A dozen toddlers making music with an assortment of unusual instruments was a joyful sound for a Monday morning in Spalding.
The children were at Acorn Childcare in Cross Street where principal Kathy Holmes, a classically trained musician, says music is an important element to every activity.
However, 60 unwanted cellos reportedly sent back from Spalding schools to the county council’s storeroom tells a rather sorrier tale about the state of music in education.
Glenis Malkin, a professional cellist and cello teacher for over 25 years, says she has watched with sadness the decline in take-up in learning to play traditional orchestral instruments in schools.
She said: “Whole-class provision was heavily promoted by the county council music service in schemes which, on paper, make the figures for children learning instruments in schools look incredible. But in reality, while fun in the short-term, very little educational value for the children comes from it. Schools had to buy instruments, but as the scheme for each has come to an end, those schools now have instruments that no one uses.
“That, combined with rising costs for one-to-one and small-group tuition, meant uptake dwindled and around 60 cellos alone went back to the county council storeroom from Spalding.”
Kathy was a product of that system, studying piano to Grade 7 as well as violin as she was growing up, and teaching music to young children in turn. She chose not to take it further, describing herself as a “reluctant performer”.
Her own daughters all proved to be musical, from the oldest, Emily, who likes to sing, to Jen, Elle and Jess, who all learned violin and performed in the county orchestra. Kathy says Jen in particular, assistant principal at the nursery, is a “gifted musician”.
Kathy says: “My girls were all part of the school orchestra system and sometimes that was too much. They found it a strain and they didn’t choose to follow it through after school.”
Yet there are benefits – both educationally and socially – to learning an instrument, recognised by both Glenis and Kathy, with links to increased language development, maths and problem-solving abilities as well as improved physical coordination and sociability.
Kathy believes music should be about making “a joyful noise” and says: “I feel very strongly they don’t get enough experience of sounds in their lives. I remember early on being entranced by the rhythm of things. I feel passionately they should listen to classical music.

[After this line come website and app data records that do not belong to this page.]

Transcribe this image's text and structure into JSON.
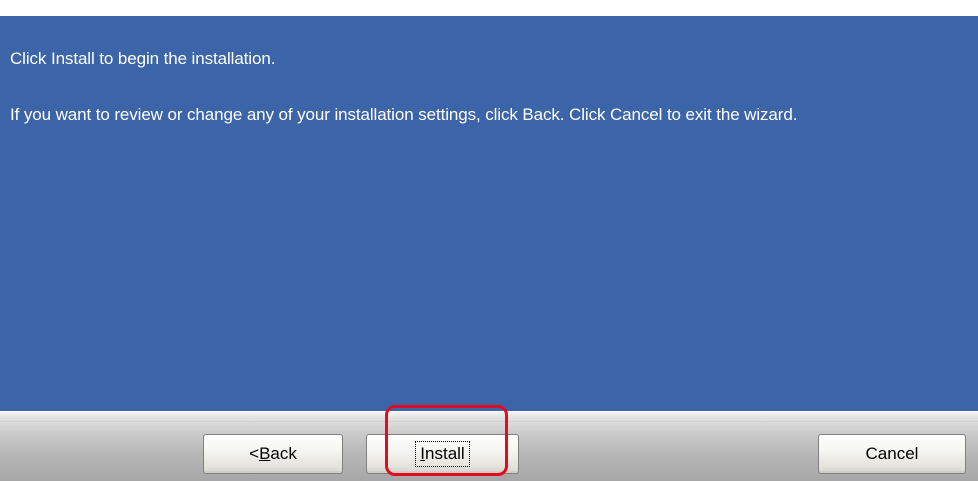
{
  "wizard": {
    "message_1": "Click Install to begin the installation.",
    "message_2": "If you want to review or change any of your installation settings, click Back. Click Cancel to exit the wizard."
  },
  "buttons": {
    "back": {
      "prefix": "< ",
      "mnemonic": "B",
      "rest": "ack"
    },
    "install": {
      "mnemonic": "I",
      "rest": "nstall"
    },
    "cancel": {
      "label": "Cancel"
    }
  },
  "colors": {
    "panel_blue": "#3c64a8",
    "highlight_red": "#e30b1e",
    "text_white": "#ffffff"
  }
}
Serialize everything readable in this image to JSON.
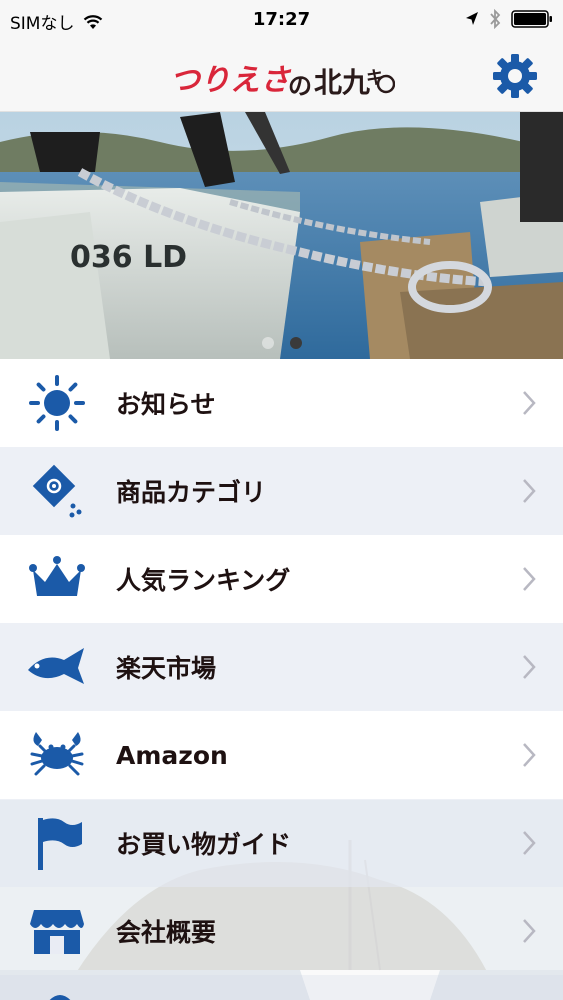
{
  "status_bar": {
    "carrier": "SIMなし",
    "time": "17:27"
  },
  "header": {
    "logo_text": "つりえさの北九キッズ",
    "icon": "gear-icon"
  },
  "hero": {
    "slide_count": 2,
    "active_slide": 2,
    "boat_label": "036 LD"
  },
  "menu": {
    "items": [
      {
        "label": "お知らせ",
        "icon": "sun-icon"
      },
      {
        "label": "商品カテゴリ",
        "icon": "tag-icon"
      },
      {
        "label": "人気ランキング",
        "icon": "crown-icon"
      },
      {
        "label": "楽天市場",
        "icon": "fish-icon"
      },
      {
        "label": "Amazon",
        "icon": "crab-icon"
      },
      {
        "label": "お買い物ガイド",
        "icon": "flag-icon"
      },
      {
        "label": "会社概要",
        "icon": "store-icon"
      }
    ]
  },
  "colors": {
    "icon_blue": "#1b5aa8",
    "label_dark": "#1e1111",
    "logo_red": "#d9263a",
    "row_alt": "#e9ecf4"
  }
}
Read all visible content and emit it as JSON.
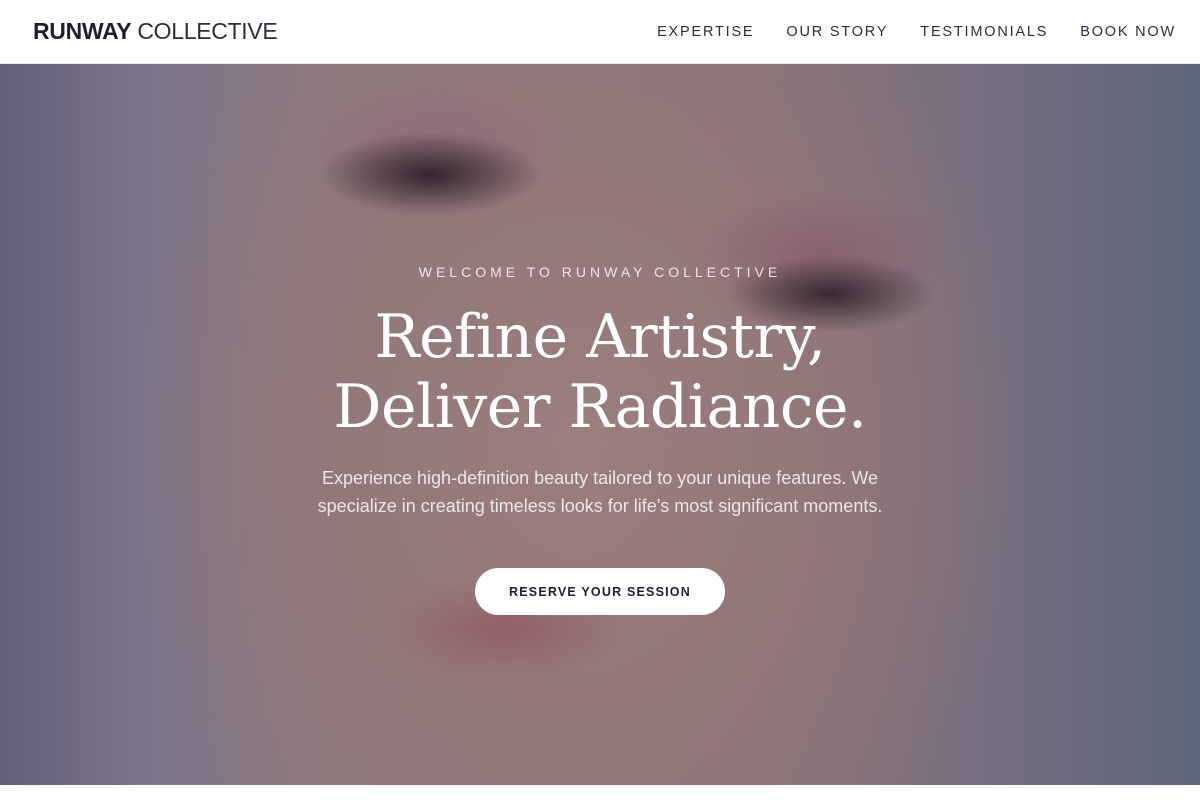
{
  "brand": {
    "bold": "RUNWAY",
    "light": "COLLECTIVE"
  },
  "nav": {
    "links": [
      "EXPERTISE",
      "OUR STORY",
      "TESTIMONIALS",
      "BOOK NOW"
    ]
  },
  "hero": {
    "eyebrow": "WELCOME TO RUNWAY COLLECTIVE",
    "headline_line1": "Refine Artistry,",
    "headline_line2": "Deliver Radiance.",
    "subtext": "Experience high-definition beauty tailored to your unique features. We specialize in creating timeless looks for life's most significant moments.",
    "cta_label": "RESERVE YOUR SESSION",
    "background_image": "close-up-portrait-with-dramatic-eye-makeup"
  },
  "colors": {
    "text_dark": "#1b2030",
    "overlay": "#282434",
    "button_bg": "#ffffff"
  }
}
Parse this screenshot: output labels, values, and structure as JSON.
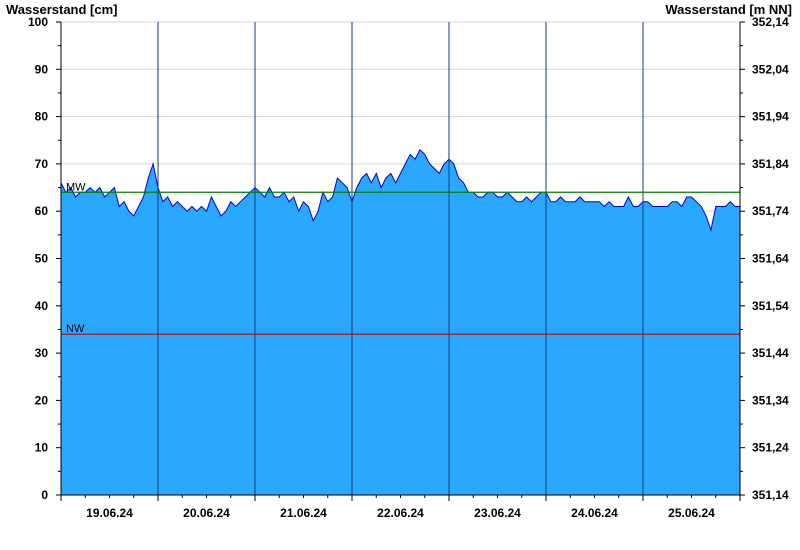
{
  "chart_data": {
    "type": "area",
    "ylabel_left": "Wasserstand [cm]",
    "ylabel_right": "Wasserstand [m NN]",
    "ylim": [
      0,
      100
    ],
    "yticks_left": [
      "0",
      "10",
      "20",
      "30",
      "40",
      "50",
      "60",
      "70",
      "80",
      "90",
      "100"
    ],
    "yticks_right": [
      "351,14",
      "351,24",
      "351,34",
      "351,44",
      "351,54",
      "351,64",
      "351,74",
      "351,84",
      "351,94",
      "352,04",
      "352,14"
    ],
    "x_dates": [
      "19.06.24",
      "20.06.24",
      "21.06.24",
      "22.06.24",
      "23.06.24",
      "24.06.24",
      "25.06.24"
    ],
    "x_range_days": [
      0.0,
      7.0
    ],
    "day_boundaries": [
      1,
      2,
      3,
      4,
      5,
      6
    ],
    "reference_lines": [
      {
        "label": "MW",
        "value": 64,
        "color": "#008000"
      },
      {
        "label": "NW",
        "value": 34,
        "color": "#cc0000"
      }
    ],
    "fill_color": "#2aa8ff",
    "line_color": "#0000cc",
    "grid": true,
    "series": [
      {
        "x": [
          0.0,
          0.05,
          0.1,
          0.15,
          0.2,
          0.25,
          0.3,
          0.35,
          0.4,
          0.45,
          0.5,
          0.55,
          0.6,
          0.65,
          0.7,
          0.75,
          0.8,
          0.85,
          0.9,
          0.95,
          1.0,
          1.05,
          1.1,
          1.15,
          1.2,
          1.25,
          1.3,
          1.35,
          1.4,
          1.45,
          1.5,
          1.55,
          1.6,
          1.65,
          1.7,
          1.75,
          1.8,
          1.85,
          1.9,
          1.95,
          2.0,
          2.05,
          2.1,
          2.15,
          2.2,
          2.25,
          2.3,
          2.35,
          2.4,
          2.45,
          2.5,
          2.55,
          2.6,
          2.65,
          2.7,
          2.75,
          2.8,
          2.85,
          2.9,
          2.95,
          3.0,
          3.05,
          3.1,
          3.15,
          3.2,
          3.25,
          3.3,
          3.35,
          3.4,
          3.45,
          3.5,
          3.55,
          3.6,
          3.65,
          3.7,
          3.75,
          3.8,
          3.85,
          3.9,
          3.95,
          4.0,
          4.05,
          4.1,
          4.15,
          4.2,
          4.25,
          4.3,
          4.35,
          4.4,
          4.45,
          4.5,
          4.55,
          4.6,
          4.65,
          4.7,
          4.75,
          4.8,
          4.85,
          4.9,
          4.95,
          5.0,
          5.05,
          5.1,
          5.15,
          5.2,
          5.25,
          5.3,
          5.35,
          5.4,
          5.45,
          5.5,
          5.55,
          5.6,
          5.65,
          5.7,
          5.75,
          5.8,
          5.85,
          5.9,
          5.95,
          6.0,
          6.05,
          6.1,
          6.15,
          6.2,
          6.25,
          6.3,
          6.35,
          6.4,
          6.45,
          6.5,
          6.55,
          6.6,
          6.65,
          6.7,
          6.75,
          6.8,
          6.85,
          6.9,
          6.95,
          7.0
        ],
        "values": [
          66,
          64,
          65,
          63,
          64,
          64,
          65,
          64,
          65,
          63,
          64,
          65,
          61,
          62,
          60,
          59,
          61,
          63,
          67,
          70,
          65,
          62,
          63,
          61,
          62,
          61,
          60,
          61,
          60,
          61,
          60,
          63,
          61,
          59,
          60,
          62,
          61,
          62,
          63,
          64,
          65,
          64,
          63,
          65,
          63,
          63,
          64,
          62,
          63,
          60,
          62,
          61,
          58,
          60,
          64,
          62,
          63,
          67,
          66,
          65,
          62,
          65,
          67,
          68,
          66,
          68,
          65,
          67,
          68,
          66,
          68,
          70,
          72,
          71,
          73,
          72,
          70,
          69,
          68,
          70,
          71,
          70,
          67,
          66,
          64,
          64,
          63,
          63,
          64,
          64,
          63,
          63,
          64,
          63,
          62,
          62,
          63,
          62,
          63,
          64,
          64,
          62,
          62,
          63,
          62,
          62,
          62,
          63,
          62,
          62,
          62,
          62,
          61,
          62,
          61,
          61,
          61,
          63,
          61,
          61,
          62,
          62,
          61,
          61,
          61,
          61,
          62,
          62,
          61,
          63,
          63,
          62,
          61,
          59,
          56,
          61,
          61,
          61,
          62,
          61,
          61
        ]
      }
    ]
  }
}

“It adds colour to their lives. I love to hear a little child absorbed in learning and singing a little song under their breath. It’s like their own little accompaniment to life.”